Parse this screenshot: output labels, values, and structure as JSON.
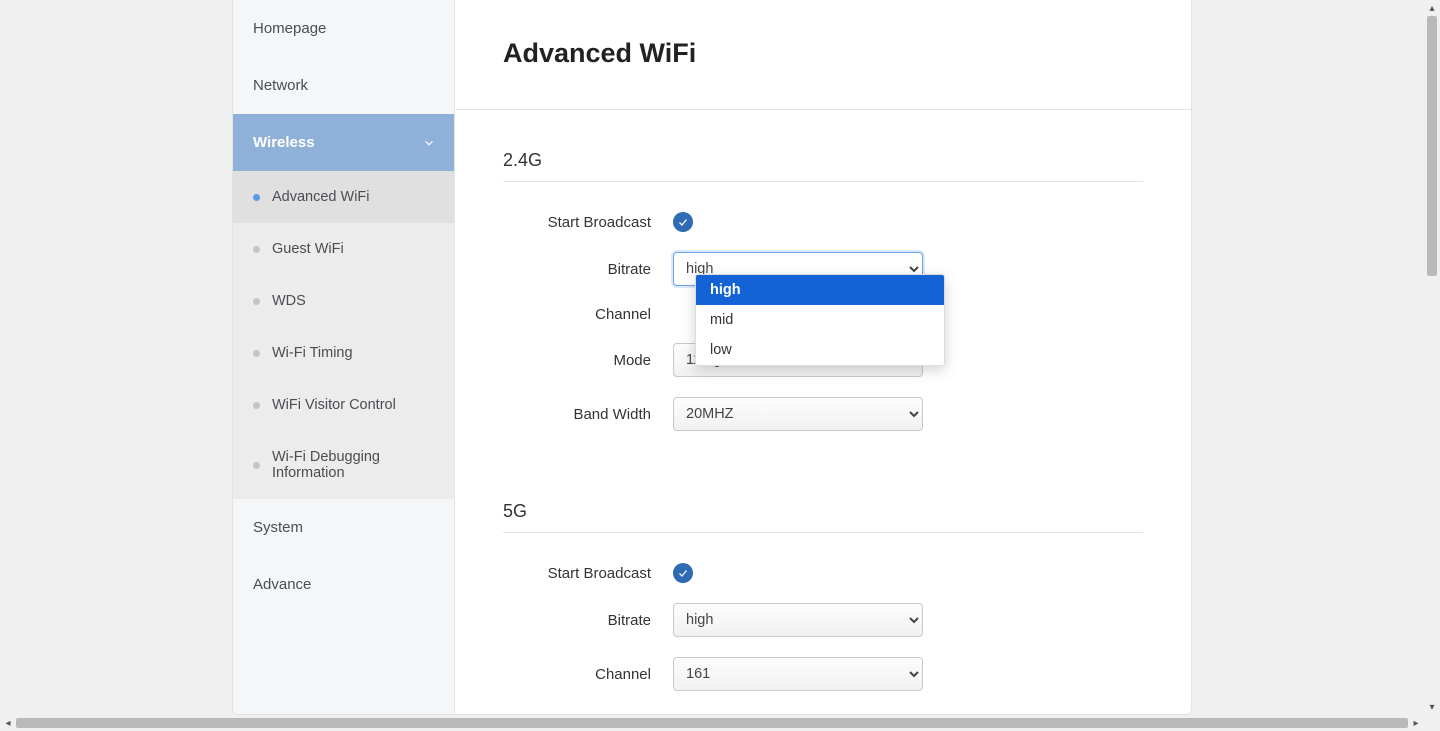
{
  "sidebar": {
    "items": [
      {
        "label": "Homepage"
      },
      {
        "label": "Network"
      },
      {
        "label": "Wireless"
      },
      {
        "label": "System"
      },
      {
        "label": "Advance"
      }
    ],
    "wireless_subitems": [
      {
        "label": "Advanced WiFi"
      },
      {
        "label": "Guest WiFi"
      },
      {
        "label": "WDS"
      },
      {
        "label": "Wi-Fi Timing"
      },
      {
        "label": "WiFi Visitor Control"
      },
      {
        "label": "Wi-Fi Debugging Information"
      }
    ]
  },
  "page": {
    "title": "Advanced WiFi"
  },
  "sections": {
    "g24": {
      "title": "2.4G",
      "start_broadcast_label": "Start Broadcast",
      "bitrate_label": "Bitrate",
      "bitrate_value": "high",
      "channel_label": "Channel",
      "mode_label": "Mode",
      "mode_value": "11n/g/b",
      "bandwidth_label": "Band Width",
      "bandwidth_value": "20MHZ"
    },
    "g5": {
      "title": "5G",
      "start_broadcast_label": "Start Broadcast",
      "bitrate_label": "Bitrate",
      "bitrate_value": "high",
      "channel_label": "Channel",
      "channel_value": "161"
    }
  },
  "bitrate_options": [
    "high",
    "mid",
    "low"
  ]
}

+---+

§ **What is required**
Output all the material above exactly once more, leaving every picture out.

§ **Written response**
Parse this screenshot: output labels, values, and structure as JSON.
{
  "sidebar": {
    "items": [
      {
        "label": "Homepage"
      },
      {
        "label": "Network"
      },
      {
        "label": "Wireless"
      },
      {
        "label": "System"
      },
      {
        "label": "Advance"
      }
    ],
    "wireless_subitems": [
      {
        "label": "Advanced WiFi"
      },
      {
        "label": "Guest WiFi"
      },
      {
        "label": "WDS"
      },
      {
        "label": "Wi-Fi Timing"
      },
      {
        "label": "WiFi Visitor Control"
      },
      {
        "label": "Wi-Fi Debugging Information"
      }
    ]
  },
  "page": {
    "title": "Advanced WiFi"
  },
  "sections": {
    "g24": {
      "title": "2.4G",
      "start_broadcast_label": "Start Broadcast",
      "bitrate_label": "Bitrate",
      "bitrate_value": "high",
      "channel_label": "Channel",
      "mode_label": "Mode",
      "mode_value": "11n/g/b",
      "bandwidth_label": "Band Width",
      "bandwidth_value": "20MHZ"
    },
    "g5": {
      "title": "5G",
      "start_broadcast_label": "Start Broadcast",
      "bitrate_label": "Bitrate",
      "bitrate_value": "high",
      "channel_label": "Channel",
      "channel_value": "161"
    }
  },
  "bitrate_options": [
    "high",
    "mid",
    "low"
  ]
}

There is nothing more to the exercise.